**TO DO:**
Print all entries below exactly as they appear.

Interface dataset entries
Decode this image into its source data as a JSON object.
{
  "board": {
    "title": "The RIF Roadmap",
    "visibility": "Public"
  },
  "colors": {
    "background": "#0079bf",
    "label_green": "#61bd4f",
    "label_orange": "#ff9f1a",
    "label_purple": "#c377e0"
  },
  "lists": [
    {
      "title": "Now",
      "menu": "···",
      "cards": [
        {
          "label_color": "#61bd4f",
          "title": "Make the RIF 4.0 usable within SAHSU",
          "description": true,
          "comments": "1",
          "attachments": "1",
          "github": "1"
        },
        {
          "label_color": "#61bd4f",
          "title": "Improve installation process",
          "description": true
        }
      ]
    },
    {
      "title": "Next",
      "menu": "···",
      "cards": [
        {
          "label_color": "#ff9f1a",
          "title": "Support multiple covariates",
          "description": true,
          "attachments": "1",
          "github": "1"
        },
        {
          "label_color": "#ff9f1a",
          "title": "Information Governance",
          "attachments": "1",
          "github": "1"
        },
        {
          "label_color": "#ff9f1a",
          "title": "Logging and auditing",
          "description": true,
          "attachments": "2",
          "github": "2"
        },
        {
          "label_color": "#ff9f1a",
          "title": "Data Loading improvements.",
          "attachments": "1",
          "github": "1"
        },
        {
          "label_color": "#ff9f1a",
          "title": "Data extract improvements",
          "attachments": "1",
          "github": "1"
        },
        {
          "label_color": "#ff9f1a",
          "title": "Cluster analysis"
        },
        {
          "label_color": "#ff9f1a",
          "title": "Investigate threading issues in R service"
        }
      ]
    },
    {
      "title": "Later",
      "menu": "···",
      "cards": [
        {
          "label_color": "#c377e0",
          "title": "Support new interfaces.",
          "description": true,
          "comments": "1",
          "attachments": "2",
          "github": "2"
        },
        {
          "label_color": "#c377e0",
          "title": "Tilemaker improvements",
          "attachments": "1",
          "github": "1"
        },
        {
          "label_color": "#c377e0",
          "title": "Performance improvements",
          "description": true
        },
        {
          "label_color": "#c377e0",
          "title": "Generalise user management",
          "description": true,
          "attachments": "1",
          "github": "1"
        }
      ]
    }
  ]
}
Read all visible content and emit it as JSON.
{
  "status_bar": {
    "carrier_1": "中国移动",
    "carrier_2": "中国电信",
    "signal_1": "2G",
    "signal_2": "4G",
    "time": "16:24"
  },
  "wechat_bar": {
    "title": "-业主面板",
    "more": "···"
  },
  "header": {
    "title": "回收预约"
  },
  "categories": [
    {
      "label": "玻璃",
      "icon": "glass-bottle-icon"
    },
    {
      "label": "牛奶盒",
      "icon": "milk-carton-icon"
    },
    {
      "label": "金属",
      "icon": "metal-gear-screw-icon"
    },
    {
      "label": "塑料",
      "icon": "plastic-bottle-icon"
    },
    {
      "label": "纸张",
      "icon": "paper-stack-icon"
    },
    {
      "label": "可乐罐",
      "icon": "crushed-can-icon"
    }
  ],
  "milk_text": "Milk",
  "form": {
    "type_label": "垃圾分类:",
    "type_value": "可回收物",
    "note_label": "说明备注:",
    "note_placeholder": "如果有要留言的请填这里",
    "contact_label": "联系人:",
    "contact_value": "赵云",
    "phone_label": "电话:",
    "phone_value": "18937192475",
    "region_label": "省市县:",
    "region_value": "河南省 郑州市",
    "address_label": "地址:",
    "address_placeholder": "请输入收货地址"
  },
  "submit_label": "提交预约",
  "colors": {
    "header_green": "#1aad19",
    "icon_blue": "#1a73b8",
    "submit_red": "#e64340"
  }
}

**RESPONSE AREA:**
Decode this image into its source data as a JSON object.
{
  "board": {
    "title": "The RIF Roadmap",
    "visibility": "Public"
  },
  "colors": {
    "background": "#0079bf",
    "label_green": "#61bd4f",
    "label_orange": "#ff9f1a",
    "label_purple": "#c377e0"
  },
  "lists": [
    {
      "title": "Now",
      "menu": "···",
      "cards": [
        {
          "label_color": "#61bd4f",
          "title": "Make the RIF 4.0 usable within SAHSU",
          "description": true,
          "comments": "1",
          "attachments": "1",
          "github": "1"
        },
        {
          "label_color": "#61bd4f",
          "title": "Improve installation process",
          "description": true
        }
      ]
    },
    {
      "title": "Next",
      "menu": "···",
      "cards": [
        {
          "label_color": "#ff9f1a",
          "title": "Support multiple covariates",
          "description": true,
          "attachments": "1",
          "github": "1"
        },
        {
          "label_color": "#ff9f1a",
          "title": "Information Governance",
          "attachments": "1",
          "github": "1"
        },
        {
          "label_color": "#ff9f1a",
          "title": "Logging and auditing",
          "description": true,
          "attachments": "2",
          "github": "2"
        },
        {
          "label_color": "#ff9f1a",
          "title": "Data Loading improvements.",
          "attachments": "1",
          "github": "1"
        },
        {
          "label_color": "#ff9f1a",
          "title": "Data extract improvements",
          "attachments": "1",
          "github": "1"
        },
        {
          "label_color": "#ff9f1a",
          "title": "Cluster analysis"
        },
        {
          "label_color": "#ff9f1a",
          "title": "Investigate threading issues in R service"
        }
      ]
    },
    {
      "title": "Later",
      "menu": "···",
      "cards": [
        {
          "label_color": "#c377e0",
          "title": "Support new interfaces.",
          "description": true,
          "comments": "1",
          "attachments": "2",
          "github": "2"
        },
        {
          "label_color": "#c377e0",
          "title": "Tilemaker improvements",
          "attachments": "1",
          "github": "1"
        },
        {
          "label_color": "#c377e0",
          "title": "Performance improvements",
          "description": true
        },
        {
          "label_color": "#c377e0",
          "title": "Generalise user management",
          "description": true,
          "attachments": "1",
          "github": "1"
        }
      ]
    }
  ]
}
Read all visible content and emit it as JSON.
{
  "status_bar": {
    "carrier_1": "中国移动",
    "carrier_2": "中国电信",
    "signal_1": "2G",
    "signal_2": "4G",
    "time": "16:24"
  },
  "wechat_bar": {
    "title": "-业主面板",
    "more": "···"
  },
  "header": {
    "title": "回收预约"
  },
  "categories": [
    {
      "label": "玻璃",
      "icon": "glass-bottle-icon"
    },
    {
      "label": "牛奶盒",
      "icon": "milk-carton-icon"
    },
    {
      "label": "金属",
      "icon": "metal-gear-screw-icon"
    },
    {
      "label": "塑料",
      "icon": "plastic-bottle-icon"
    },
    {
      "label": "纸张",
      "icon": "paper-stack-icon"
    },
    {
      "label": "可乐罐",
      "icon": "crushed-can-icon"
    }
  ],
  "milk_text": "Milk",
  "form": {
    "type_label": "垃圾分类:",
    "type_value": "可回收物",
    "note_label": "说明备注:",
    "note_placeholder": "如果有要留言的请填这里",
    "contact_label": "联系人:",
    "contact_value": "赵云",
    "phone_label": "电话:",
    "phone_value": "18937192475",
    "region_label": "省市县:",
    "region_value": "河南省 郑州市",
    "address_label": "地址:",
    "address_placeholder": "请输入收货地址"
  },
  "submit_label": "提交预约",
  "colors": {
    "header_green": "#1aad19",
    "icon_blue": "#1a73b8",
    "submit_red": "#e64340"
  }
}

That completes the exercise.